→ Required work
Go through the records below and return each line that has "with" in it.

→ The data
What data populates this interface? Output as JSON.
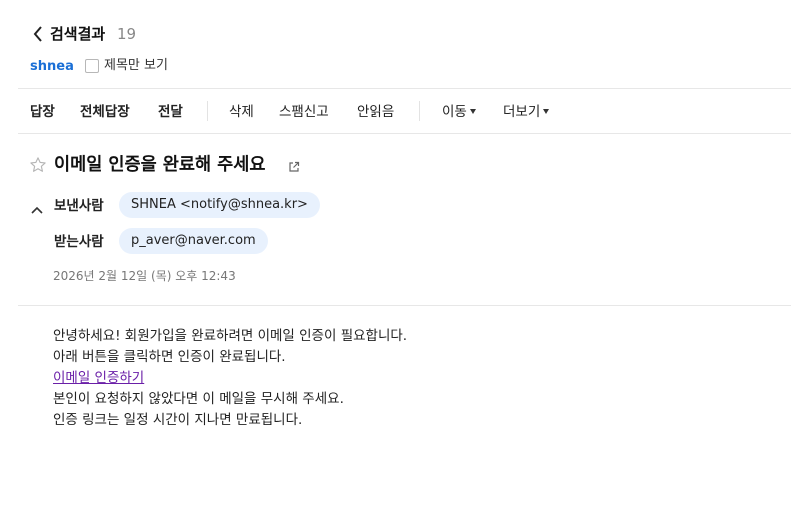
{
  "header": {
    "title": "검색결과",
    "count": "19",
    "sender_chip": "shnea",
    "title_only_label": "제목만 보기"
  },
  "toolbar": {
    "reply": "답장",
    "reply_all": "전체답장",
    "forward": "전달",
    "delete": "삭제",
    "spam": "스팸신고",
    "unread": "안읽음",
    "move": "이동",
    "more": "더보기"
  },
  "mail": {
    "subject": "이메일 인증을 완료해 주세요",
    "from_label": "보낸사람",
    "from_value": "SHNEA <notify@shnea.kr>",
    "to_label": "받는사람",
    "to_value": "p_aver@naver.com",
    "date": "2026년 2월 12일 (목) 오후 12:43"
  },
  "body": {
    "line1": "안녕하세요! 회원가입을 완료하려면 이메일 인증이 필요합니다.",
    "line2": "아래 버튼을 클릭하면 인증이 완료됩니다.",
    "link": "이메일 인증하기",
    "line3": "본인이 요청하지 않았다면 이 메일을 무시해 주세요.",
    "line4": "인증 링크는 일정 시간이 지나면 만료됩니다."
  },
  "colors": {
    "accent": "#1a6fd6",
    "pill_bg": "#e8f1fd",
    "link": "#6a1fa8"
  },
  "icons": {
    "back": "chevron-left-icon",
    "star": "star-outline-icon",
    "popout": "external-link-icon",
    "collapse": "chevron-up-icon",
    "caret": "caret-down-icon"
  }
}
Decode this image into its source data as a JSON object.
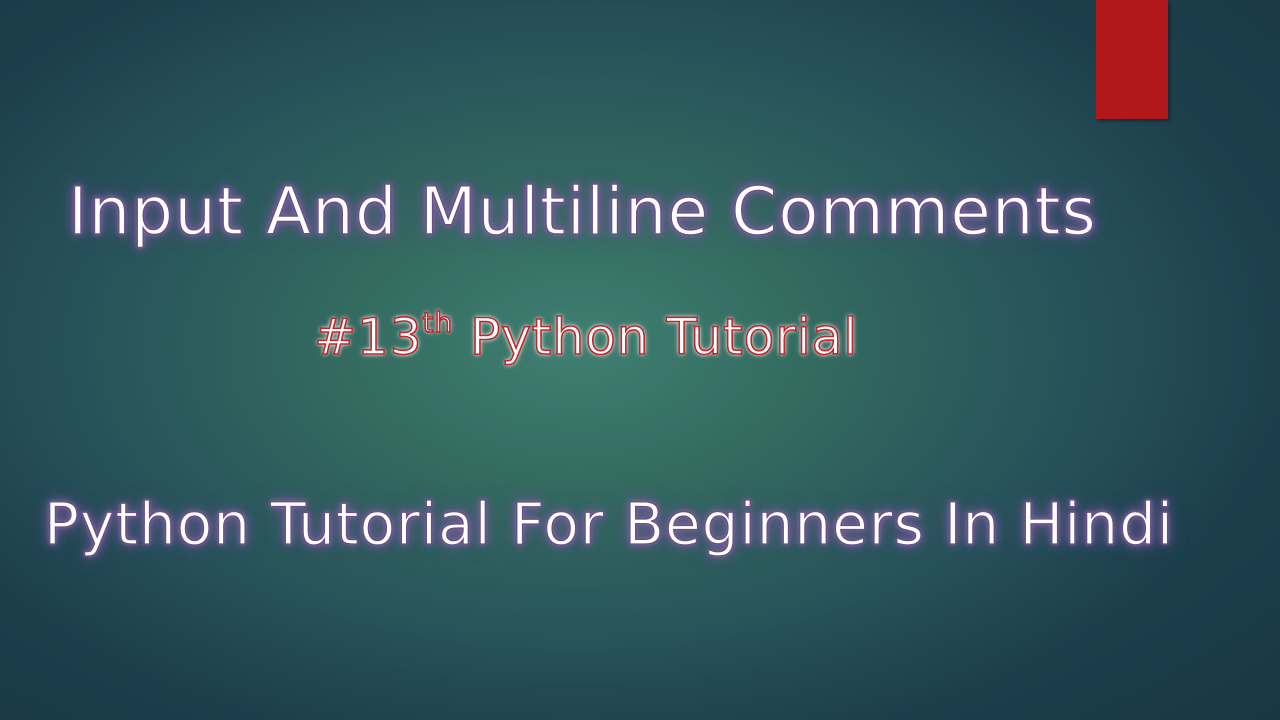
{
  "slide": {
    "title": "Input And Multiline Comments",
    "subtitle": {
      "prefix": "#13",
      "superscript": "th",
      "suffix": " Python Tutorial"
    },
    "tagline": "Python Tutorial For Beginners In Hindi"
  },
  "colors": {
    "background_center": "#3f7f72",
    "background_edge": "#1f4350",
    "accent_bar": "#b0181a",
    "title_glow": "#7c5fa0",
    "subtitle_outline": "#c0272b",
    "text_fill": "#ffffff"
  }
}
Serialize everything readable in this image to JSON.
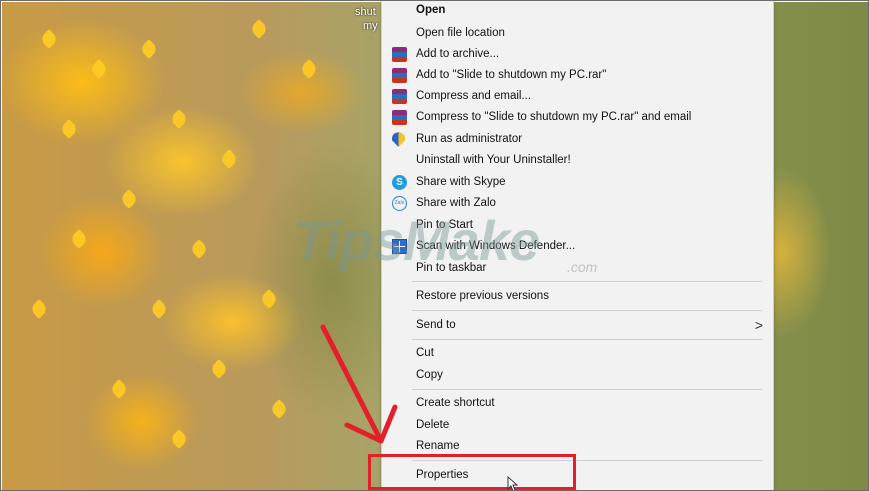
{
  "desktop": {
    "icon_label_line1": "shut",
    "icon_label_line2": "my"
  },
  "context_menu": {
    "items": [
      {
        "label": "Open",
        "icon": null
      },
      {
        "label": "Open file location",
        "icon": null
      },
      {
        "label": "Add to archive...",
        "icon": "winrar-icon"
      },
      {
        "label": "Add to \"Slide to shutdown my PC.rar\"",
        "icon": "winrar-icon"
      },
      {
        "label": "Compress and email...",
        "icon": "winrar-icon"
      },
      {
        "label": "Compress to \"Slide to shutdown my PC.rar\" and email",
        "icon": "winrar-icon"
      },
      {
        "label": "Run as administrator",
        "icon": "uac-shield-icon"
      },
      {
        "label": "Uninstall with Your Uninstaller!",
        "icon": null
      },
      {
        "label": "Share with Skype",
        "icon": "skype-icon"
      },
      {
        "label": "Share with Zalo",
        "icon": "zalo-icon"
      },
      {
        "label": "Pin to Start",
        "icon": null
      },
      {
        "label": "Scan with Windows Defender...",
        "icon": "windows-defender-icon"
      },
      {
        "label": "Pin to taskbar",
        "icon": null
      },
      {
        "label": "Restore previous versions",
        "icon": null
      },
      {
        "label": "Send to",
        "icon": null,
        "submenu": true
      },
      {
        "label": "Cut",
        "icon": null
      },
      {
        "label": "Copy",
        "icon": null
      },
      {
        "label": "Create shortcut",
        "icon": null
      },
      {
        "label": "Delete",
        "icon": null
      },
      {
        "label": "Rename",
        "icon": null
      },
      {
        "label": "Properties",
        "icon": null
      }
    ],
    "submenu_chevron": ">"
  },
  "watermark": {
    "text": "TipsMake",
    "suffix": ".com"
  },
  "annotation": {
    "highlight_color": "#e3202a",
    "arrow_color": "#e3202a"
  }
}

→ Task result
        "label": "Uninstall with Your Uninstaller!",
        "label": "Share with Skype",
        "label": "Share with Zalo",
        "label": "Scan with Windows Defender...",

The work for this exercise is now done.